The common gardening question,”Why are my tomatoes turning black?”
Answer: Blossom End Rot
Blossom End Rot usually occurs earlier in the season, due to up and down temperatures, poor plant establishment, wet spring, and tapers off as the season progresses and plants become better rooted and weather adjusts. It is a physical problem, not a disease, so the ripened fruits can be eaten, just slice off the black spot if desired.
What factors contribute to blossom end rot on tomatoes?
This common problem on tomatoes (also occurs on peppers, squash, melons, cucumbers, eggplant, etc.), and can be the result of many factors:
- Water stress caused by uneven soil moisture available to the plant. When plants take up moisture from the soil it goes to the foliage first, then to the fruits. The lack of even moisture affects the fruit first resulting in less calcium carried to the fruit.
- Lack of calcium in the soil available for the plant to take up.
- Root damages can cause this as well.
- High feedings of Nitrogen
- High salt levels in the soil
- Too low or too high pH
- Cold air and soil temperatures
- Soils high in salts.
- Individual plants are not doing their job internally resulting in BER.
How to Control Blossom End Rot
- Try adding calcium to the soil and til in, using lime or gypsum, before planting the plants in the ground or containers. These can also be added (top-dress and light raking) once Blossom End Rot shows up on the fruit, to help correct future fruit from being affected. (Calcium Nitrate, Water-soluble lime, hydrated lime, very fine lime become available quickest of the lime – apply early). It may not help if other factors are involved.
- Establish good soil moisture by increasing timely waterings. Apply mulch to tomatoes to retain soil moisture will help.
- Do not overfeed the plants, in particular with high nitrogen fertilizer. Excessive growth, stimulated by the high Nitrogen, increases foliage production, which increases the need for water and calcium to the leaves, and results in the lack of moisture and calcium to the fruits. Use an all-purpose garden food, which is lower in N and higher in Potassium and phosphorus, as well as other needed nutrients, including Calcium.
- Check pH levels. –

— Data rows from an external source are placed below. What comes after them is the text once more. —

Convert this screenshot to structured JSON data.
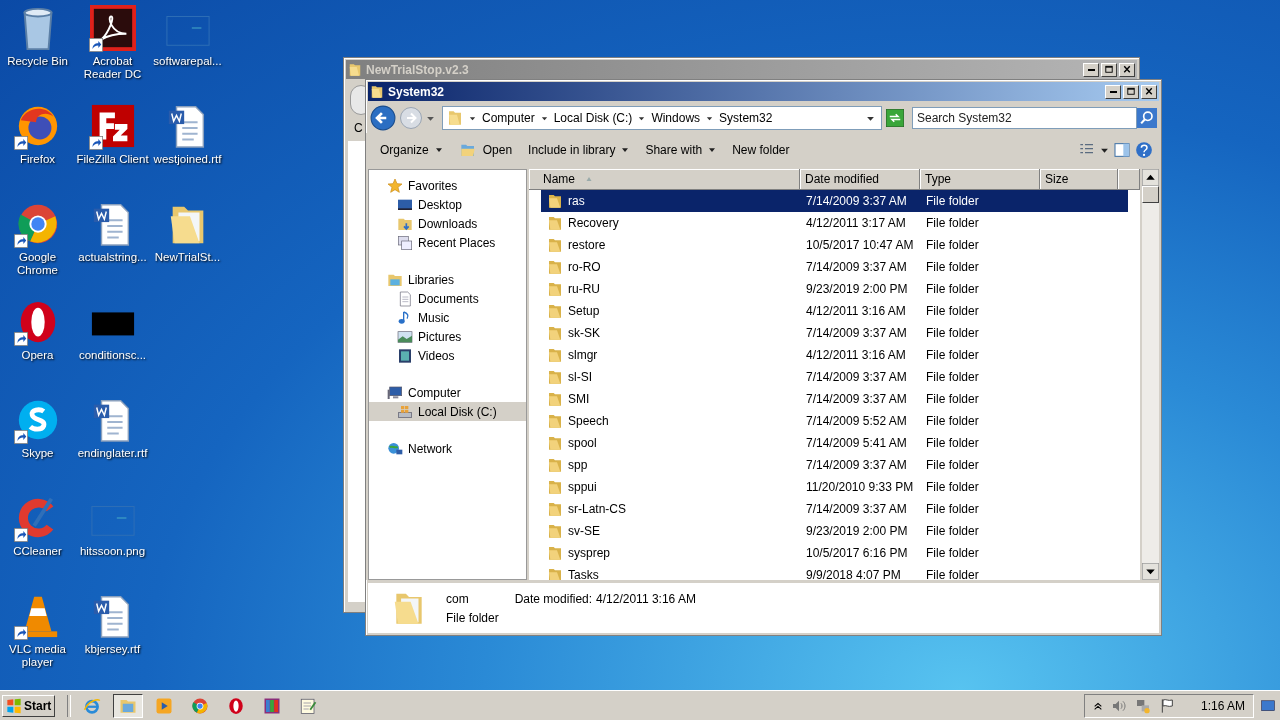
{
  "desktop_icons": [
    {
      "label": "Recycle Bin",
      "kind": "recycle-bin",
      "shortcut": false
    },
    {
      "label": "Firefox",
      "kind": "firefox",
      "shortcut": true
    },
    {
      "label": "Google Chrome",
      "kind": "chrome",
      "shortcut": true
    },
    {
      "label": "Opera",
      "kind": "opera",
      "shortcut": true
    },
    {
      "label": "Skype",
      "kind": "skype",
      "shortcut": true
    },
    {
      "label": "CCleaner",
      "kind": "ccleaner",
      "shortcut": true
    },
    {
      "label": "VLC media player",
      "kind": "vlc",
      "shortcut": true
    },
    {
      "label": "Acrobat Reader DC",
      "kind": "acrobat",
      "shortcut": true
    },
    {
      "label": "FileZilla Client",
      "kind": "filezilla",
      "shortcut": true
    },
    {
      "label": "actualstring...",
      "kind": "word",
      "shortcut": false
    },
    {
      "label": "conditionsc...",
      "kind": "black-image",
      "shortcut": false
    },
    {
      "label": "endinglater.rtf",
      "kind": "word",
      "shortcut": false
    },
    {
      "label": "hitssoon.png",
      "kind": "blank-image",
      "shortcut": false
    },
    {
      "label": "kbjersey.rtf",
      "kind": "word",
      "shortcut": false
    },
    {
      "label": "softwarepal...",
      "kind": "blank-image",
      "shortcut": false
    },
    {
      "label": "westjoined.rtf",
      "kind": "word",
      "shortcut": false
    },
    {
      "label": "NewTrialSt...",
      "kind": "folder",
      "shortcut": false
    }
  ],
  "back_window": {
    "title": "NewTrialStop.v2.3",
    "partial_text": "C"
  },
  "window": {
    "title": "System32",
    "breadcrumbs": [
      "Computer",
      "Local Disk (C:)",
      "Windows",
      "System32"
    ],
    "search": {
      "placeholder": "Search System32"
    },
    "toolbar": [
      {
        "label": "Organize",
        "dropdown": true,
        "icon": false
      },
      {
        "label": "Open",
        "dropdown": false,
        "icon": true
      },
      {
        "label": "Include in library",
        "dropdown": true,
        "icon": false
      },
      {
        "label": "Share with",
        "dropdown": true,
        "icon": false
      },
      {
        "label": "New folder",
        "dropdown": false,
        "icon": false
      }
    ],
    "nav": [
      {
        "label": "Favorites",
        "kind": "star",
        "selected": false,
        "children": [
          {
            "label": "Desktop",
            "kind": "desktop",
            "selected": false
          },
          {
            "label": "Downloads",
            "kind": "downloads",
            "selected": false
          },
          {
            "label": "Recent Places",
            "kind": "recent",
            "selected": false
          }
        ]
      },
      {
        "label": "Libraries",
        "kind": "libraries",
        "selected": false,
        "children": [
          {
            "label": "Documents",
            "kind": "document",
            "selected": false
          },
          {
            "label": "Music",
            "kind": "music",
            "selected": false
          },
          {
            "label": "Pictures",
            "kind": "pictures",
            "selected": false
          },
          {
            "label": "Videos",
            "kind": "videos",
            "selected": false
          }
        ]
      },
      {
        "label": "Computer",
        "kind": "computer",
        "selected": false,
        "children": [
          {
            "label": "Local Disk (C:)",
            "kind": "disk",
            "selected": true
          }
        ]
      },
      {
        "label": "Network",
        "kind": "network",
        "selected": false
      }
    ],
    "columns": [
      {
        "label": "Name",
        "sorted": true
      },
      {
        "label": "Date modified",
        "sorted": false
      },
      {
        "label": "Type",
        "sorted": false
      },
      {
        "label": "Size",
        "sorted": false
      }
    ],
    "rows": [
      {
        "name": "ras",
        "date": "7/14/2009 3:37 AM",
        "type": "File folder",
        "selected": true
      },
      {
        "name": "Recovery",
        "date": "4/12/2011 3:17 AM",
        "type": "File folder",
        "selected": false
      },
      {
        "name": "restore",
        "date": "10/5/2017 10:47 AM",
        "type": "File folder",
        "selected": false
      },
      {
        "name": "ro-RO",
        "date": "7/14/2009 3:37 AM",
        "type": "File folder",
        "selected": false
      },
      {
        "name": "ru-RU",
        "date": "9/23/2019 2:00 PM",
        "type": "File folder",
        "selected": false
      },
      {
        "name": "Setup",
        "date": "4/12/2011 3:16 AM",
        "type": "File folder",
        "selected": false
      },
      {
        "name": "sk-SK",
        "date": "7/14/2009 3:37 AM",
        "type": "File folder",
        "selected": false
      },
      {
        "name": "slmgr",
        "date": "4/12/2011 3:16 AM",
        "type": "File folder",
        "selected": false
      },
      {
        "name": "sl-SI",
        "date": "7/14/2009 3:37 AM",
        "type": "File folder",
        "selected": false
      },
      {
        "name": "SMI",
        "date": "7/14/2009 3:37 AM",
        "type": "File folder",
        "selected": false
      },
      {
        "name": "Speech",
        "date": "7/14/2009 5:52 AM",
        "type": "File folder",
        "selected": false
      },
      {
        "name": "spool",
        "date": "7/14/2009 5:41 AM",
        "type": "File folder",
        "selected": false
      },
      {
        "name": "spp",
        "date": "7/14/2009 3:37 AM",
        "type": "File folder",
        "selected": false
      },
      {
        "name": "sppui",
        "date": "11/20/2010 9:33 PM",
        "type": "File folder",
        "selected": false
      },
      {
        "name": "sr-Latn-CS",
        "date": "7/14/2009 3:37 AM",
        "type": "File folder",
        "selected": false
      },
      {
        "name": "sv-SE",
        "date": "9/23/2019 2:00 PM",
        "type": "File folder",
        "selected": false
      },
      {
        "name": "sysprep",
        "date": "10/5/2017 6:16 PM",
        "type": "File folder",
        "selected": false
      },
      {
        "name": "Tasks",
        "date": "9/9/2018 4:07 PM",
        "type": "File folder",
        "selected": false
      }
    ],
    "details": {
      "name": "com",
      "date_label": "Date modified:",
      "date": "4/12/2011 3:16 AM",
      "type": "File folder"
    }
  },
  "taskbar": {
    "start": "Start",
    "items": [
      {
        "kind": "ie",
        "selected": false
      },
      {
        "kind": "explorer",
        "selected": true
      },
      {
        "kind": "media",
        "selected": false
      },
      {
        "kind": "chrome",
        "selected": false
      },
      {
        "kind": "opera",
        "selected": false
      },
      {
        "kind": "winrar",
        "selected": false
      },
      {
        "kind": "notepad",
        "selected": false
      }
    ],
    "clock": "1:16 AM"
  }
}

- Cold temperatures (soil and air) will also affect the flow of calcium/water to the plant and fruit. Another good reason to not plant tomatoes too early in the season! Plant when the temperatures get warmer.
- Keep records as some selections are more susceptible than others.
For container gardening potting mixes, that do not contain calcium it is harder to keep evenly moist, etc. It is advised to calcium to the mix using Soil Moist to help keep even moisture levels. The larger the pot, the less watering is needed.
Temporary solutions are Blossom End Rot sprays and crushed Tums or Rolaids. You are better off correcting the overall situation causing the problem.